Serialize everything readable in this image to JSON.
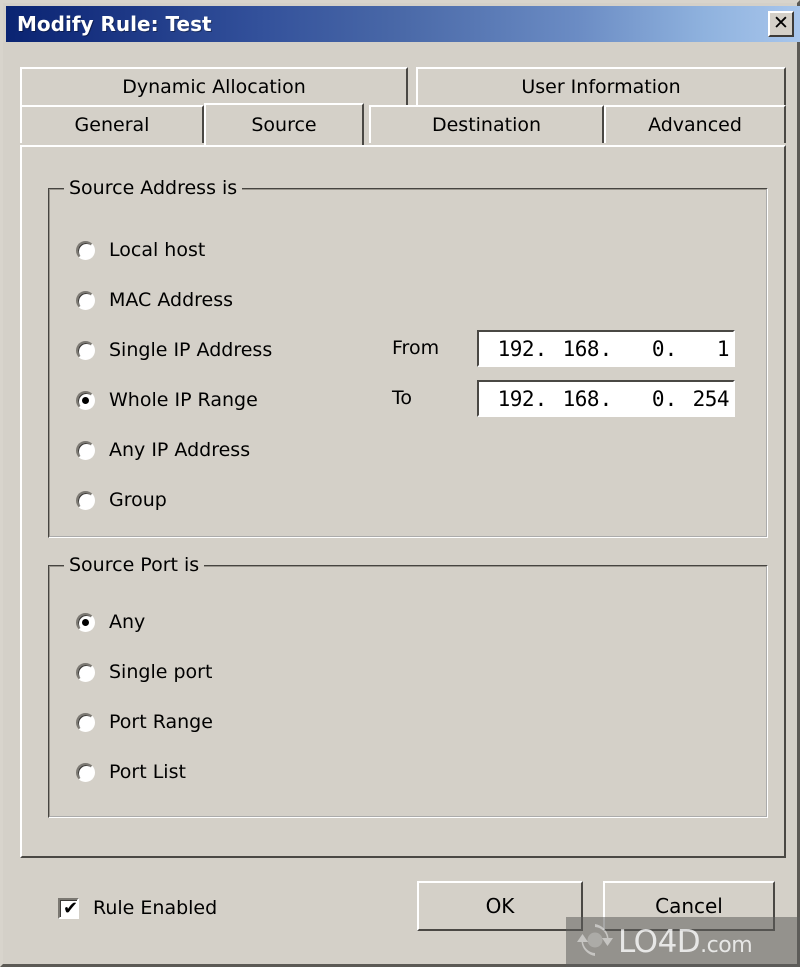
{
  "window": {
    "title": "Modify Rule: Test",
    "close_label": "✕",
    "titlebar_gradient_start": "#0a2472",
    "titlebar_gradient_end": "#a8c6ec",
    "face_color": "#d4d0c8"
  },
  "tabs": {
    "top_row": [
      {
        "label": "Dynamic Allocation",
        "selected": false
      },
      {
        "label": "User Information",
        "selected": false
      }
    ],
    "bottom_row": [
      {
        "label": "General",
        "selected": false
      },
      {
        "label": "Source",
        "selected": true
      },
      {
        "label": "Destination",
        "selected": false
      },
      {
        "label": "Advanced",
        "selected": false
      }
    ]
  },
  "source_address_group": {
    "legend": "Source Address is",
    "options": [
      {
        "label": "Local host",
        "checked": false
      },
      {
        "label": "MAC Address",
        "checked": false
      },
      {
        "label": "Single IP Address",
        "checked": false
      },
      {
        "label": "Whole IP Range",
        "checked": true
      },
      {
        "label": "Any IP Address",
        "checked": false
      },
      {
        "label": "Group",
        "checked": false
      }
    ],
    "from": {
      "label": "From",
      "octets": [
        "192",
        "168",
        "0",
        "1"
      ]
    },
    "to": {
      "label": "To",
      "octets": [
        "192",
        "168",
        "0",
        "254"
      ]
    },
    "separator": "."
  },
  "source_port_group": {
    "legend": "Source Port is",
    "options": [
      {
        "label": "Any",
        "checked": true
      },
      {
        "label": "Single port",
        "checked": false
      },
      {
        "label": "Port Range",
        "checked": false
      },
      {
        "label": "Port List",
        "checked": false
      }
    ]
  },
  "footer": {
    "rule_enabled": {
      "label": "Rule Enabled",
      "checked": true,
      "check_glyph": "✔"
    },
    "ok_label": "OK",
    "cancel_label": "Cancel"
  },
  "watermark": {
    "name": "LO4D",
    "suffix": ".com"
  }
}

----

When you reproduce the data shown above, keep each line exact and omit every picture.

Serialize everything readable in this image to JSON.
{
  "window": {
    "title": "Modify Rule: Test",
    "close_label": "✕",
    "titlebar_gradient_start": "#0a2472",
    "titlebar_gradient_end": "#a8c6ec",
    "face_color": "#d4d0c8"
  },
  "tabs": {
    "top_row": [
      {
        "label": "Dynamic Allocation",
        "selected": false
      },
      {
        "label": "User Information",
        "selected": false
      }
    ],
    "bottom_row": [
      {
        "label": "General",
        "selected": false
      },
      {
        "label": "Source",
        "selected": true
      },
      {
        "label": "Destination",
        "selected": false
      },
      {
        "label": "Advanced",
        "selected": false
      }
    ]
  },
  "source_address_group": {
    "legend": "Source Address is",
    "options": [
      {
        "label": "Local host",
        "checked": false
      },
      {
        "label": "MAC Address",
        "checked": false
      },
      {
        "label": "Single IP Address",
        "checked": false
      },
      {
        "label": "Whole IP Range",
        "checked": true
      },
      {
        "label": "Any IP Address",
        "checked": false
      },
      {
        "label": "Group",
        "checked": false
      }
    ],
    "from": {
      "label": "From",
      "octets": [
        "192",
        "168",
        "0",
        "1"
      ]
    },
    "to": {
      "label": "To",
      "octets": [
        "192",
        "168",
        "0",
        "254"
      ]
    },
    "separator": "."
  },
  "source_port_group": {
    "legend": "Source Port is",
    "options": [
      {
        "label": "Any",
        "checked": true
      },
      {
        "label": "Single port",
        "checked": false
      },
      {
        "label": "Port Range",
        "checked": false
      },
      {
        "label": "Port List",
        "checked": false
      }
    ]
  },
  "footer": {
    "rule_enabled": {
      "label": "Rule Enabled",
      "checked": true,
      "check_glyph": "✔"
    },
    "ok_label": "OK",
    "cancel_label": "Cancel"
  },
  "watermark": {
    "name": "LO4D",
    "suffix": ".com"
  }
}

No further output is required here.